Government delays paper licence removal

  • government delays

Confusion over systems to replace paper counterpart

The Government has delayed the abolition of the paper counterpart of the photocard driving licence, following pressure from industry bodies concerned that there are none of the promised systems yet in place to help fleets check driving licence records.

The abolition was planned for January 1, as part of the Government’s objective to cut red tape and bureaucracy. However, the deadline has now been extended until 8th June 2015, following trade associations’ fears that there was no viable alternative available.

The paper counterpart’s demise already presented fleet operators with a duty-of-care quandary: how were they going to check whether employees were legally entitled to drive without a visible record of their driving eligibility?

Warning from trade associations

The British Vehicle Rental and Leasing Association recently warned that customers of its daily rental members faced increased costs or huge queues when picking up their vehicle due to the lack of an affordable and workable alternative for checking driving licences in real time.

There are around 10 million vehicle rental transactions in the UK each year, the majority of which are approved very quickly and at no cost by checking the driver endorsement and qualification information contained on the driver licence counterpart. Failure to make these checks can nullify insurance cover and potentially result in an unlicensed driver being allowed to rent a vehicle.

The BVRLA warned that the absence of the industry-specific online solution promised by the Driver Vehicle Licencing Agency (DVLA) would leave rental operators having to use potentially costly or time-consuming alternatives – such as the Agency’s premium rate telephone service or relying on customers sharing access to their online driver records via a print-off or smartphone screen.

What alternatives are being developed?
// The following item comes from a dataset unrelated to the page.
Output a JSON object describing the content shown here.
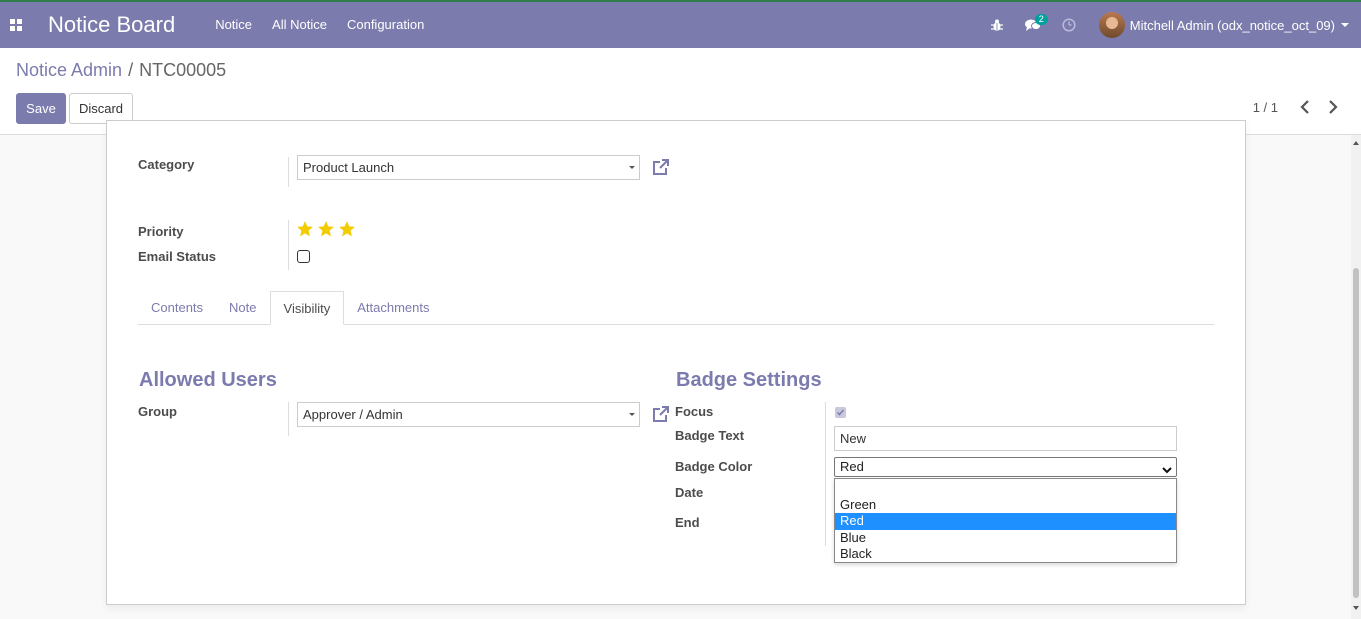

The DVLA is developing an online platform called Share My Driving Licence (SMDL), which is said to be in the final phase of testing before it goes live, although the date for this is now uncertain.

By accessing the SMDL service, individual drivers will be able to print a PDF document of the information currently held on their licence counterpart, and generate a one-time passcode, valid for 48 hours, to allow third parties, such as rental firms or employers, to check licence details.

Third parties can choose to accept the PDF or they may verify its information by visiting and entering the passcode and the last eight digits of the driving licence number.

The third party will then be presented with a limited view of the driver’s entitlement and endorsement information direct from DVLA’s own driver database.

There are concerns, however. Firstly, whether rental firms can quickly and conveniently check licences with the new system, especially if customers haven’t printed out the PDF, and secondly, whether 48 hours is a long enough period before the entry code expires.

New driver licence checking association

The clock is ticking and fleets will have to consider getting to grips with the new platform, when it arrives, to complete in-house checks or outsource the checking of licences to a third-party provider.

The Association for Driving Licence Verification (ADLV), has now been launched, in part as a response to the abolition of the paper counterpart. The ADLV’s aim is to deliver a best practice approach to driving licence verification for fleets and its members include those that offer licence checking services as one of their main activities.

The ADLV is now working with the DVLA on a new digital service for fleet customers to check licence data in real-time.

Subject to licence holder consent, the new technology will enable ADLV members, and other organisations meeting DVLA requirements, to perform 24/7 real-time licence checks for the first time.

The new system, which is scheduled for launch early in the new year, will also enable faster batch processing of licence data.

This contrasts with the DVLA’s Share My Driving Licence (SMDL) system, which is being viewed as a single-query service that requires each driver to register their consent every time their employer wishes to access their driver record from DVLA.

Why licence checking matters

It is an offence if a company allows an employee to drive a vehicle for work without a valid licence. And the Health and Safety Executive’s guide, Driving at Work, says employers should satisfy themselves that drivers are competent and capable, and asks the question: do you check the validity of the driving licence on recruitment and periodically?

More than one in every 200 company car, van and truck drivers does not hold a valid licence to legally drive their company vehicle, according to analysis by one of the leading licence checking organisations.

The provider analysed more than a quarter of a million initial licence checks it made during 2013 and discovered an initial failure rate of around one in 200 drivers, largely due to provisional licence holders, and those with revoked, expired and disqualified licences.

On rechecked licences, the failure rate fell to just over one per 500 with drivers with expired licences and disqualified drivers being most common.

Without a licence recheck, both these issues would not have been picked up by the employer, and could potentially have caused duty-of-care issues as these categories of driver are not insured in the event of an accident.

If you’d like to find out more about the need for checking your own drivers’ licences and how we can help, please get in touch.

January 13th, 2015|Categories: Fleet|